RICHMOND (AP) — Blistering temperatures and a lack of rainfall are taking a toll on Virginia crops.
Nearly two-thirds of the state’s corn, soybeans and pastures are in poor or very poor condition, according to the most recent crop report by the Virginia Agricultural Statistics Service.
It’s so bad in Accomack County that some cornfields might not even be harvested, said county extension agent Jim Belote.
“The extreme temperatures are just devastating,” Mr. Belote said. “It’s just like cooking the corn.”
Accomack County is the state’s leading corn producer. Mr. Belote estimated that Accomack farmers planted 28,000 acres of corn this year. Harvest could begin as early as the end of August, he said.
“It will be early, and it won’t take very long to do it,” he said.
Mr. Belote said Accomack could soon join several other Virginia counties that have sought a federal drought disaster declaration, which would make farmers in those localities eligible for low-interest government loans.

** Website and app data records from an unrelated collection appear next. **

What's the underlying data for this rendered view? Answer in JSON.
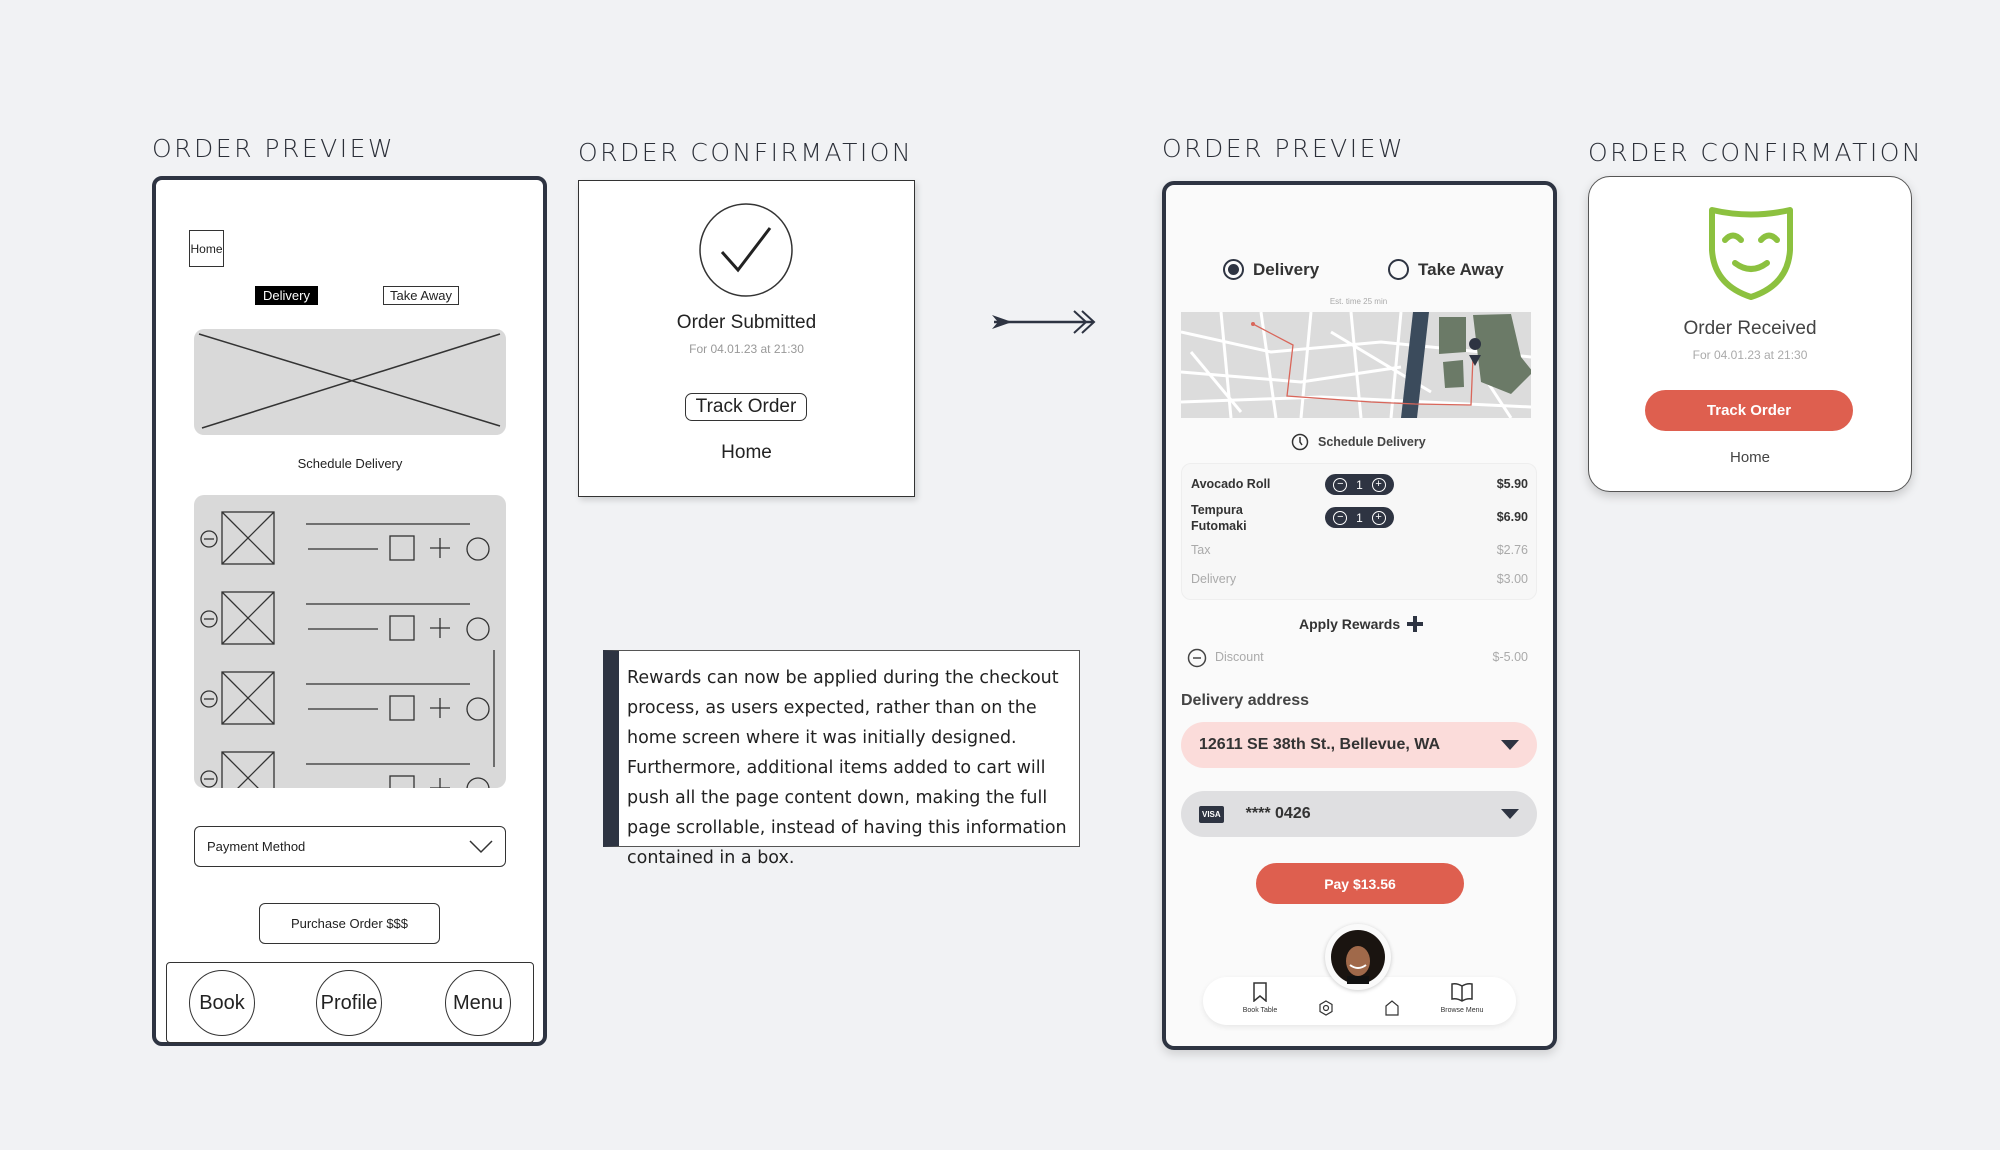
{
  "titles": {
    "left_preview": "ORDER PREVIEW",
    "left_confirm": "ORDER CONFIRMATION",
    "right_preview": "ORDER PREVIEW",
    "right_confirm": "ORDER CONFIRMATION"
  },
  "wireframe_preview": {
    "home": "Home",
    "delivery": "Delivery",
    "take_away": "Take Away",
    "schedule": "Schedule Delivery",
    "payment_method": "Payment Method",
    "purchase": "Purchase Order $$$",
    "nav": [
      "Book",
      "Profile",
      "Menu"
    ],
    "item_count": 4
  },
  "wireframe_confirm": {
    "title": "Order Submitted",
    "date": "For 04.01.23 at 21:30",
    "track": "Track Order",
    "home": "Home"
  },
  "note": "Rewards can now be applied during the checkout process, as users expected, rather than on the home screen where it was initially designed. Furthermore, additional items added to cart will push all the page content down, making the full page scrollable, instead of having this information contained in a box.",
  "preview": {
    "options": [
      {
        "label": "Delivery",
        "selected": true
      },
      {
        "label": "Take Away",
        "selected": false
      }
    ],
    "est_time": "Est. time 25 min",
    "schedule": "Schedule Delivery",
    "items": [
      {
        "name": "Avocado Roll",
        "qty": "1",
        "price": "$5.90"
      },
      {
        "name": "Tempura Futomaki",
        "qty": "1",
        "price": "$6.90"
      }
    ],
    "tax": {
      "label": "Tax",
      "value": "$2.76"
    },
    "delivery": {
      "label": "Delivery",
      "value": "$3.00"
    },
    "apply_rewards": "Apply Rewards",
    "discount": {
      "label": "Discount",
      "value": "$-5.00"
    },
    "address_label": "Delivery address",
    "address": "12611 SE 38th St., Bellevue, WA",
    "card_brand": "VISA",
    "card": "**** 0426",
    "pay": "Pay $13.56",
    "nav": {
      "book": "Book Table",
      "browse": "Browse Menu"
    }
  },
  "confirm": {
    "title": "Order Received",
    "date": "For 04.01.23 at 21:30",
    "track": "Track Order",
    "home": "Home"
  },
  "colors": {
    "accent": "#de5f4f",
    "address_bg": "#fbdcda",
    "mask": "#8cc13f",
    "dark": "#2e3442"
  }
}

Seven counties received primary drought disaster designations yesterday, according to Elaine Lidholm, spokeswoman for the Virginia Department of Agriculture and Consumer Services. Those were Culpeper, Lee, Russell, Scott, Smyth, Washington and Wise counties.
The “primary” designation will make farmers in those counties eligible for any special relief approved by Congress, in addition to low-interest loans.

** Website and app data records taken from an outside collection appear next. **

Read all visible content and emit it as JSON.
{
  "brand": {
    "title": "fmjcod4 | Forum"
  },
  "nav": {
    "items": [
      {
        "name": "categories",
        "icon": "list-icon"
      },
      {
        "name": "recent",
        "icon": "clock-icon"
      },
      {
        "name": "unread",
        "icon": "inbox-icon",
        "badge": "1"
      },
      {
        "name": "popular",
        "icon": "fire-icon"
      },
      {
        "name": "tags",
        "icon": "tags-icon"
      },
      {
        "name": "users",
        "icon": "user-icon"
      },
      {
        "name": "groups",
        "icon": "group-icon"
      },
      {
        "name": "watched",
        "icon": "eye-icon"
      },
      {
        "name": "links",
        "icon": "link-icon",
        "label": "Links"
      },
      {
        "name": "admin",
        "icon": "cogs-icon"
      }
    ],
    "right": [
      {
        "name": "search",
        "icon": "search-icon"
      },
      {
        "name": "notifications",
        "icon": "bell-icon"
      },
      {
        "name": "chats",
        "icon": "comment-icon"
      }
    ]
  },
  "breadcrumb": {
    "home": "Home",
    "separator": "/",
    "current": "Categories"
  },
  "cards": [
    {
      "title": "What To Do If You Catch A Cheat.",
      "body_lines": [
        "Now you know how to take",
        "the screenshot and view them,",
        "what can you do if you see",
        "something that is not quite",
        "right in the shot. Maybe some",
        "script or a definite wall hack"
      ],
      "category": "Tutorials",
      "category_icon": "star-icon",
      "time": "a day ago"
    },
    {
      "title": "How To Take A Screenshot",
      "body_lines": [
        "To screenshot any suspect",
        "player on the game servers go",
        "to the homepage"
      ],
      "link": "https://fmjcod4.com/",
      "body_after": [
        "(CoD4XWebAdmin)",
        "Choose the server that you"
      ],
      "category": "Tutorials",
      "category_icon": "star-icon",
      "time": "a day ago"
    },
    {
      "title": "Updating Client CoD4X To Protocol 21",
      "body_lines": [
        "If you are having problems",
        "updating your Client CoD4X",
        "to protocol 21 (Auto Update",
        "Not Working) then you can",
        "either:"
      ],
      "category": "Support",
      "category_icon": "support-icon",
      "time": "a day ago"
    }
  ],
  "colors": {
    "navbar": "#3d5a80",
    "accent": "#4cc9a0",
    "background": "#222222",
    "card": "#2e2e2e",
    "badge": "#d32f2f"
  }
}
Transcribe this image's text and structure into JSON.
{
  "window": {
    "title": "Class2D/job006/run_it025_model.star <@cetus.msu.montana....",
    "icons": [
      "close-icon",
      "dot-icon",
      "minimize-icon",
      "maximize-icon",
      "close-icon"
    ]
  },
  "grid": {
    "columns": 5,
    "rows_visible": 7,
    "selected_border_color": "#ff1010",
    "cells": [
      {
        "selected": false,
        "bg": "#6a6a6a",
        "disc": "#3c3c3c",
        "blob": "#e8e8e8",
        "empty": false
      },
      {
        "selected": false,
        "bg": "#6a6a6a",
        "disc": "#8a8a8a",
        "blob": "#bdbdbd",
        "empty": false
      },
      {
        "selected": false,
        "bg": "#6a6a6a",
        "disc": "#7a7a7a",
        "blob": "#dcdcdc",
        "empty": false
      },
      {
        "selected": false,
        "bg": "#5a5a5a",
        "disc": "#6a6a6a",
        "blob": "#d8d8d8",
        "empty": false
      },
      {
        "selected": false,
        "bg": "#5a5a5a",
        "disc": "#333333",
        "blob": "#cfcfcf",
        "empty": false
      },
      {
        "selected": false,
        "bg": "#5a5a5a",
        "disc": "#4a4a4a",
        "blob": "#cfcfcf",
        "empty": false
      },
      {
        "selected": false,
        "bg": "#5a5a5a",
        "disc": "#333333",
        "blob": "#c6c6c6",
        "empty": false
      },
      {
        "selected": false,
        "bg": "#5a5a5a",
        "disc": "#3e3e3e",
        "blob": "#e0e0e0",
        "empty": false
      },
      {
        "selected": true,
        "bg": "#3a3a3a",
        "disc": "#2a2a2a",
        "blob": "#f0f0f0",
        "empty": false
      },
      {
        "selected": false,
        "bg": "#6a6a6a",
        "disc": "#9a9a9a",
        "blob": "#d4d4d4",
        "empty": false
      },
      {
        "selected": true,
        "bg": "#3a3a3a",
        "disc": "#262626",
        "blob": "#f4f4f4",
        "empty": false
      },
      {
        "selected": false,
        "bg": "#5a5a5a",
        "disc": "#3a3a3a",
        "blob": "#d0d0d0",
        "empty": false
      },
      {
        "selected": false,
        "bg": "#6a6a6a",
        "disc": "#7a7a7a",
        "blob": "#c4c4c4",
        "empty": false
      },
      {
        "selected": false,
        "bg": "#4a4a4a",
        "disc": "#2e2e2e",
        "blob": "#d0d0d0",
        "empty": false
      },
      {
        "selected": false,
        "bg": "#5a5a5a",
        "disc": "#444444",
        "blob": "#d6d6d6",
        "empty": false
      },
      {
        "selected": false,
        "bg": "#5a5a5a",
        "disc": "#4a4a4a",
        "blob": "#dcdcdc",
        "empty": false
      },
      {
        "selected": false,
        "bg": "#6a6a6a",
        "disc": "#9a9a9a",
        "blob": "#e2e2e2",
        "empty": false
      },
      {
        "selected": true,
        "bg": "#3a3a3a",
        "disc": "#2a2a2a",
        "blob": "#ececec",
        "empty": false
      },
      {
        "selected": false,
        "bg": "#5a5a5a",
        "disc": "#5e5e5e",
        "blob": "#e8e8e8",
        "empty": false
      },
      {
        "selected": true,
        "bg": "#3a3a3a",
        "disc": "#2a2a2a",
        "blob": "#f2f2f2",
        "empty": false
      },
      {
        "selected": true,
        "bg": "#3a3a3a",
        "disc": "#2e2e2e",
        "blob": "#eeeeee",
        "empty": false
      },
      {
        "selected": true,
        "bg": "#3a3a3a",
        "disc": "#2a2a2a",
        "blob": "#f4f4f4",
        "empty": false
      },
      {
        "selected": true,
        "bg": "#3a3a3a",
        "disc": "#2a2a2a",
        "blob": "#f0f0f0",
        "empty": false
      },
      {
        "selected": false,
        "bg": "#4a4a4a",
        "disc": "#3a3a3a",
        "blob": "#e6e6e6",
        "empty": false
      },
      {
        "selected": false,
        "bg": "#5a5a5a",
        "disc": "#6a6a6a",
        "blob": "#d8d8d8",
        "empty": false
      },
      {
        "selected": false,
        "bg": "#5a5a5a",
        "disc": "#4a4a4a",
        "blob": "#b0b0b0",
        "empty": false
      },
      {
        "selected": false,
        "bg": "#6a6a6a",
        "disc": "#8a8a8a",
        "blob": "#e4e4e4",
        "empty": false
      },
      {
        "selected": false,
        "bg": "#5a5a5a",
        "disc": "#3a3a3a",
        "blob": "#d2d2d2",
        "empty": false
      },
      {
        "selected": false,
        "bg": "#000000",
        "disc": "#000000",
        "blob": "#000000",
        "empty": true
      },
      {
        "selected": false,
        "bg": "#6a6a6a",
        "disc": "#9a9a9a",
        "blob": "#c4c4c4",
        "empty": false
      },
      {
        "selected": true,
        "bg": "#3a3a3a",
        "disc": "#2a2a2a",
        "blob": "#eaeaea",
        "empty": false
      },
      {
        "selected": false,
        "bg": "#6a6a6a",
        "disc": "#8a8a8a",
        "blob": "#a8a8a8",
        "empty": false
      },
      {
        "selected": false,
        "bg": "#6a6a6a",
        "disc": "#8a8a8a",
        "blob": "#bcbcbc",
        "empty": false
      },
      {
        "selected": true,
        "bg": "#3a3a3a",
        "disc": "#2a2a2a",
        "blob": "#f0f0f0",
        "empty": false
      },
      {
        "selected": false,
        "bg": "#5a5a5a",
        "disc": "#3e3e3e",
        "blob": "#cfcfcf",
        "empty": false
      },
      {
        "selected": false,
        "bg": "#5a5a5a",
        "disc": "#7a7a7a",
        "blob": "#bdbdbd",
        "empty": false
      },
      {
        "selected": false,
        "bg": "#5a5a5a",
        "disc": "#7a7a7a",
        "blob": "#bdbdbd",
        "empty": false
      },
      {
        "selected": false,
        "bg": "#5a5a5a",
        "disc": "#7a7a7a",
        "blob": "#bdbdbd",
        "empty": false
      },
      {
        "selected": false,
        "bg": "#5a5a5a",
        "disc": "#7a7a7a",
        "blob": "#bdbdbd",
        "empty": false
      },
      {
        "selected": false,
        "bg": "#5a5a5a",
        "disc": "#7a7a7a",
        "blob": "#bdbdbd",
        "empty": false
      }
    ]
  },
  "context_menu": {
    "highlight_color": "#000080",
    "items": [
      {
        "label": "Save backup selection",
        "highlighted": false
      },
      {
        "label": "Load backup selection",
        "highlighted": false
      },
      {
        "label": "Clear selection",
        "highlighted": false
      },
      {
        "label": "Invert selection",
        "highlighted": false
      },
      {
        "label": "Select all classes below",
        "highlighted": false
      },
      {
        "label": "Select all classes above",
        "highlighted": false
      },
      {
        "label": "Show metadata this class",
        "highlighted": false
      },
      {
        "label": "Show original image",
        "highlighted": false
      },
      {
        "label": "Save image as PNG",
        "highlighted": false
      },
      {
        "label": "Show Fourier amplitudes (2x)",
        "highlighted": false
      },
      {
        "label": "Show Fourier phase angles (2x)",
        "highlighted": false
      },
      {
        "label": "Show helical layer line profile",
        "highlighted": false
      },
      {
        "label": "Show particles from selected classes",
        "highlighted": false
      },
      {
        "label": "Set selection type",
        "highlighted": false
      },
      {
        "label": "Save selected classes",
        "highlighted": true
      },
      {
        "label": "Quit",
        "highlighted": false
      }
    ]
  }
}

Adjacent localities receiving “contiguous” disaster designations were the counties of Bland, Buchanan, Dickenson, Fauquier, Grayson, Madison, Orange, Rappahannock, Spotsylvania, Stafford, Tazewell and Wythe, and the cities of Bristol and Norton.

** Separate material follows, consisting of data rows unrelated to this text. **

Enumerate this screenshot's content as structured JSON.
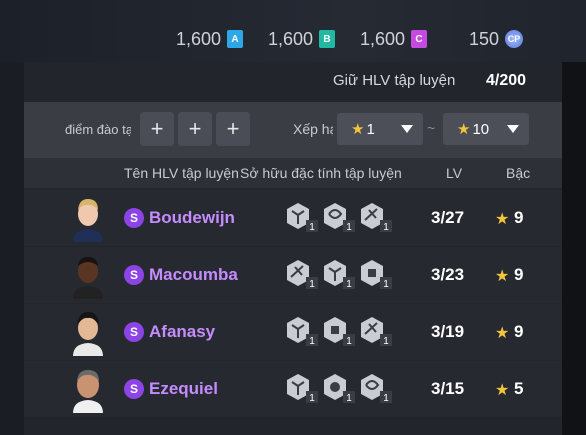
{
  "currencies": [
    {
      "amount": "1,600",
      "badge": "A",
      "color": "#2ea7e8"
    },
    {
      "amount": "1,600",
      "badge": "B",
      "color": "#22b9a3"
    },
    {
      "amount": "1,600",
      "badge": "C",
      "color": "#c64ae2"
    },
    {
      "amount": "150",
      "badge": "CP",
      "color": "#6f8de8"
    }
  ],
  "hold": {
    "label": "Giữ HLV tập luyện",
    "count": "4/200"
  },
  "filters": {
    "training_label": "điểm đào tạ",
    "rank_label": "Xếp hạ",
    "min": "1",
    "separator": "~",
    "max": "10",
    "plus": "+"
  },
  "columns": {
    "name": "Tên HLV tập luyện",
    "traits": "Sở hữu đặc tính tập luyện",
    "lv": "LV",
    "rank": "Bậc"
  },
  "coaches": [
    {
      "badge": "S",
      "name": "Boudewijn",
      "traits": [
        "1",
        "1",
        "1"
      ],
      "lv": "3/27",
      "rank": "9"
    },
    {
      "badge": "S",
      "name": "Macoumba",
      "traits": [
        "1",
        "1",
        "1"
      ],
      "lv": "3/23",
      "rank": "9"
    },
    {
      "badge": "S",
      "name": "Afanasy",
      "traits": [
        "1",
        "1",
        "1"
      ],
      "lv": "3/19",
      "rank": "9"
    },
    {
      "badge": "S",
      "name": "Ezequiel",
      "traits": [
        "1",
        "1",
        "1"
      ],
      "lv": "3/15",
      "rank": "5"
    }
  ]
}
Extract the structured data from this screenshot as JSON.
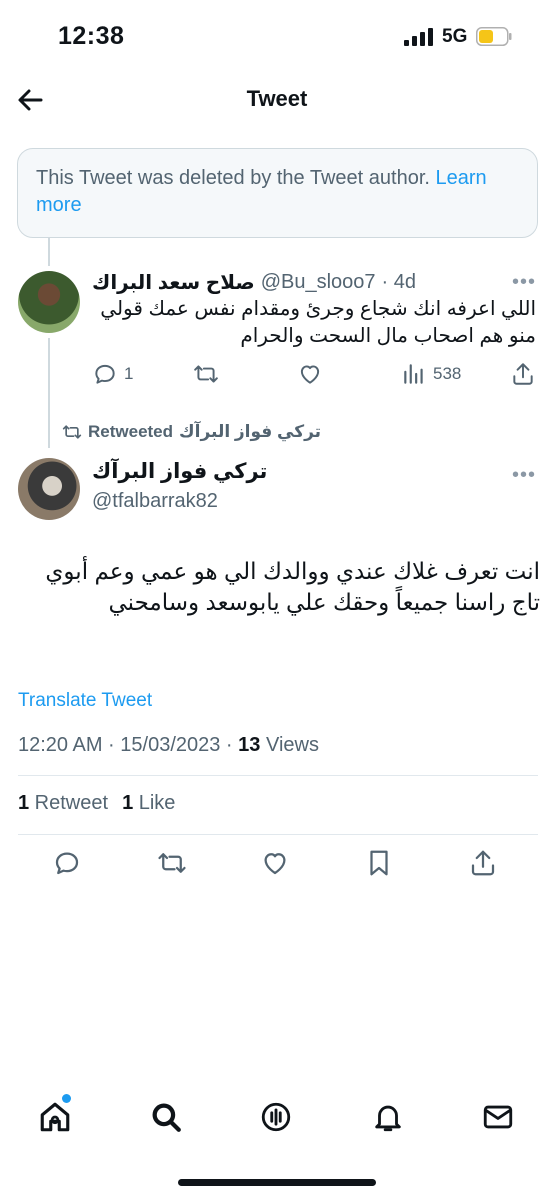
{
  "status_bar": {
    "time": "12:38",
    "network": "5G"
  },
  "header": {
    "title": "Tweet"
  },
  "deleted_notice": {
    "text": "This Tweet was deleted by the Tweet author. ",
    "link": "Learn more"
  },
  "reply": {
    "name": "صلاح سعد البراك",
    "handle": "@Bu_slooo7",
    "time": "· 4d",
    "text": "اللي اعرفه انك شجاع وجرئ ومقدام نفس عمك قولي منو هم اصحاب مال السحت والحرام",
    "replies": "1",
    "views": "538"
  },
  "retweeted_by": {
    "name": "تركي فواز البرآك",
    "label": "Retweeted"
  },
  "tweet": {
    "name": "تركي فواز البرآك",
    "handle": "@tfalbarrak82",
    "text": "انت تعرف غلاك عندي ووالدك الي هو عمي وعم أبوي تاج راسنا جميعاً وحقك علي يابوسعد وسامحني",
    "translate": "Translate Tweet",
    "timestamp": "12:20 AM · 15/03/2023 · ",
    "views_count": "13",
    "views_label": " Views",
    "retweets_count": "1",
    "retweets_label": " Retweet",
    "likes_count": "1",
    "likes_label": " Like"
  },
  "icons": {
    "back": "arrow-left-icon",
    "reply": "comment-icon",
    "retweet": "retweet-icon",
    "like": "heart-icon",
    "views": "bar-chart-icon",
    "share": "share-icon",
    "bookmark": "bookmark-icon",
    "home": "home-icon",
    "search": "search-icon",
    "spaces": "spaces-icon",
    "notifications": "bell-icon",
    "messages": "mail-icon"
  },
  "colors": {
    "accent": "#1d9bf0",
    "secondary_text": "#536471",
    "battery": "#f5c518"
  }
}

Primary disaster applications were pending for Bedford, Bland, Brunswick, Caroline, King George, Orange and Lancaster counties.
Keith Lynch, hydrologist for the National Weather Service in Wakefield, Va., said most of the state is experiencing a moderate drought. The only reason it’s not worse is that Virginia began the year with a surplus of moisture because of substantial precipitation last winter and fall.
“Groundwater storage sustained us through most of June and July, but now it’s starting to decline a little,” Mr. Lynch said.
Year-to-date rainfall amounts are running below normal in most localities. Richmond, for example, has recorded 22.82 inches of precipitation — well below the average of 27.12 inches for this time of year, Mr. Lynch said.
Also contributing to the drought are high temperatures, which accelerate the evaporation of soil moisture, Mr. Lynch said. The temperature in Richmond soared to a record 104 degrees Wednesday.
Some relief is in sight, however. Mr. Lynch said cooler temperatures are expected for the weekend, and the long-range forecast calls for normal rainfall the rest of the month.
That won’t be enough to salvage the corn crop in Accomack, Mr. Belote said. However, he said it could do some good for soybeans and get the ground in shape for planting fall crops.